Penn State's director of athletic medicine has apologized for causing "confusion" with an alarming claim about athletes who have recovered from COVID-19. Dr. Wayne Sebastianelli, who is also the Penn State football team's doctor, said earlier this week that around a third of Big Ten athletes who tested positive for the virus and had undergone cardiac scans showed signs of inflammation of the heart muscle. The university now says that was incorrect. "During his discussion with board members, he recalled initial preliminary data that had been verbally shared by a colleague on a forthcoming study, which unbeknownst to him at the time had been published at a lower rate," Penn State said in a statement to ESPN.
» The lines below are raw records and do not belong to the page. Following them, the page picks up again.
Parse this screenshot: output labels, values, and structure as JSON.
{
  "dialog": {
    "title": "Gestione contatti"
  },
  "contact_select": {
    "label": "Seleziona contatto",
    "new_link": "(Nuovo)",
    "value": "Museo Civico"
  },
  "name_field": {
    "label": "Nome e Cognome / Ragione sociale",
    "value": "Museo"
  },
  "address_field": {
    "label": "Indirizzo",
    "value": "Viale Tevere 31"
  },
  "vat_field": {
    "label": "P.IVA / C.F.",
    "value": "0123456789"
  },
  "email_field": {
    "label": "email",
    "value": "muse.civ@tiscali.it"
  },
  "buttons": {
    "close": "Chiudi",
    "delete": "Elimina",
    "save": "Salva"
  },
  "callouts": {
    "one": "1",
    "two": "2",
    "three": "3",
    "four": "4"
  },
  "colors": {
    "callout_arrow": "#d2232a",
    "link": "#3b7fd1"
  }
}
"The research was not conducted by Dr. Sebastianelli or Penn State. Dr. Sebastianelli wishes to clarify this point, and apologize for any confusion," the university said. Penn State said that contrary to what Sebastianelli's remarks may have implied, no cases of myocarditis have been detected among Penn State athletes, USA Today reports. In his remarks earlier this week, Sebastianelli said the myocarditis findings were among the reasons why the Big Ten postponed its fall season. At the time, Commissioner Kevin Warren said it was "abundantly clear that there was too much uncertainty regarding potential medical risks to allow our student-athletes to compete this fall," CNN reports. (Read more college football stories.)